The GOP norm has gone so far to the right that the only candidates with the necessary ideological purity are not just unacceptable to a large percentage of Americans, they are downright frightening.

That is why all Romney has to do to get the nomination is not fuck up. Don’t say anything stupid. Stay fluid with policy proposals (charges of being a flip-flopper are easy to manage when one’s opponents are so extreme). Go easy on attacking the other potential nominees. Stay focused on Obama. Don’t get caught with a dead girl or a live boy. Just let the crazy people thin out the ranks on their own, then swoop in and collect the prize.

Nate Silver wrote a piece in the New York Times last week handicapping Obama’s chances next year. In a nutshell, if Romney is the nominee, there needs to be significant economic improvement for the president to come out a winner, while any of the other candidates are supremely beatable. One thing about the article is it quantifies what has been intuitively obvious about the election since last spring.

The Obama reelection campaign seems to agree, as they, through the soft money tap opened by the Citizens United case, have begun producing commercials linking Romney to the tea party. At first glance, it looks like the Obama team is trying to derail Romney before he gets the nomination. But why would they do that by strengthening his conservative credentials? It would seem such a strategy would be to Romney’s benefit. So this strategy is either a huge miscalculation, or the Obama team feels a Romney nomination is inevitable no matter what they do, and are looking to poison the general public on Romney ahead of the actual two-way race. If that is their thinking, it’s a hell of a gamble, but might be the only play that can be made at this early juncture. So while the GOP candidates campaign against each other, Obama is already campaigning against Romney.

Right now, the GOP nominating race is a joke.
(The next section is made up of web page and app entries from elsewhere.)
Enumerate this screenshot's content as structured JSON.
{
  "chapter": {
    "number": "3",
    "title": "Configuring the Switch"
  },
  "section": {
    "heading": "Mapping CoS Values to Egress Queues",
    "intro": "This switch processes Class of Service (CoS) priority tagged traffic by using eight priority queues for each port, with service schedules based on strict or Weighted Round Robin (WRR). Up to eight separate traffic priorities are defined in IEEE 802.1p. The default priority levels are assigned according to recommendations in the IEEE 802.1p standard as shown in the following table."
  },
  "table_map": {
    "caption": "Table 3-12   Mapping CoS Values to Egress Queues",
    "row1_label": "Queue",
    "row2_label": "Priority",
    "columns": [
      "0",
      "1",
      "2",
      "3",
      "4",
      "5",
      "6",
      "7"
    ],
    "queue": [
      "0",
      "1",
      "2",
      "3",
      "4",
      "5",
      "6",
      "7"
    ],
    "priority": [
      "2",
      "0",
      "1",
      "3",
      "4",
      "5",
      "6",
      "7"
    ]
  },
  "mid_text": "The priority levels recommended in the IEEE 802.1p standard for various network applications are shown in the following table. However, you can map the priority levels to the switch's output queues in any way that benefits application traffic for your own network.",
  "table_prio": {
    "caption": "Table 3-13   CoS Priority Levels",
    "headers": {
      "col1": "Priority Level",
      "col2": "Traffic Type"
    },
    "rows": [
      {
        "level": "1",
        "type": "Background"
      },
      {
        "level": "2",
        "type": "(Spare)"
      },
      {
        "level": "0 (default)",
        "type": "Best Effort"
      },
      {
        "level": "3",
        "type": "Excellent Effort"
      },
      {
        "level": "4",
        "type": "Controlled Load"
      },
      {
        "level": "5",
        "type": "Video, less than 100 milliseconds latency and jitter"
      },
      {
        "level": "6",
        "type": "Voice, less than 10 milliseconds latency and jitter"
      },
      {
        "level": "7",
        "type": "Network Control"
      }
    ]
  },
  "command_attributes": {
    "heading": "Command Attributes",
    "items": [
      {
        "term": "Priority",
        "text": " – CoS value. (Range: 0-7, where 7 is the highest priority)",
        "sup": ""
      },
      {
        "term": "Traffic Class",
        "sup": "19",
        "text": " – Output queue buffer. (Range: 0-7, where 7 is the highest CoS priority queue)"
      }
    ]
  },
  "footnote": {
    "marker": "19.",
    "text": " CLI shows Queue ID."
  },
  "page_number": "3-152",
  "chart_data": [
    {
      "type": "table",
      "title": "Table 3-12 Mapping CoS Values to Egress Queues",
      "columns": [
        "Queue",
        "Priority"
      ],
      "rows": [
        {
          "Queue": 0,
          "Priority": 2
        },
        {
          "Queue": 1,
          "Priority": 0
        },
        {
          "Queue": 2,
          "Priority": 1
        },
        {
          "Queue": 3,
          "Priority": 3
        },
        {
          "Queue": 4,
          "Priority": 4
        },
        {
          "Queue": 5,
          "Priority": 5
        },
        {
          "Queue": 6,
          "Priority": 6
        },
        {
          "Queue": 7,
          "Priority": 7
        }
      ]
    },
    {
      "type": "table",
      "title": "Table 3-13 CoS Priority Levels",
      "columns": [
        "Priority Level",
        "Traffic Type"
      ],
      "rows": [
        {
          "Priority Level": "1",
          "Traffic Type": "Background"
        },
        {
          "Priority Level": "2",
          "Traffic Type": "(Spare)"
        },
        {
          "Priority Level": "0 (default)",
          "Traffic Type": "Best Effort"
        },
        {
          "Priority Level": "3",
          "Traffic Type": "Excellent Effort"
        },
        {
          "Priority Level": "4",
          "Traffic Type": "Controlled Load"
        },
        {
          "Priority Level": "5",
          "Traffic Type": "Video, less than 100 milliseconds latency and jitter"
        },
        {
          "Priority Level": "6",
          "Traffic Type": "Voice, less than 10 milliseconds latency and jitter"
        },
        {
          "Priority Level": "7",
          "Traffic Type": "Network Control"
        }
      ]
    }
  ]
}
It’s clogged with candidates who have no business near the Oval Office. There won’t be a liberal running for president next year, but thank God, there won’t be a conservative, either.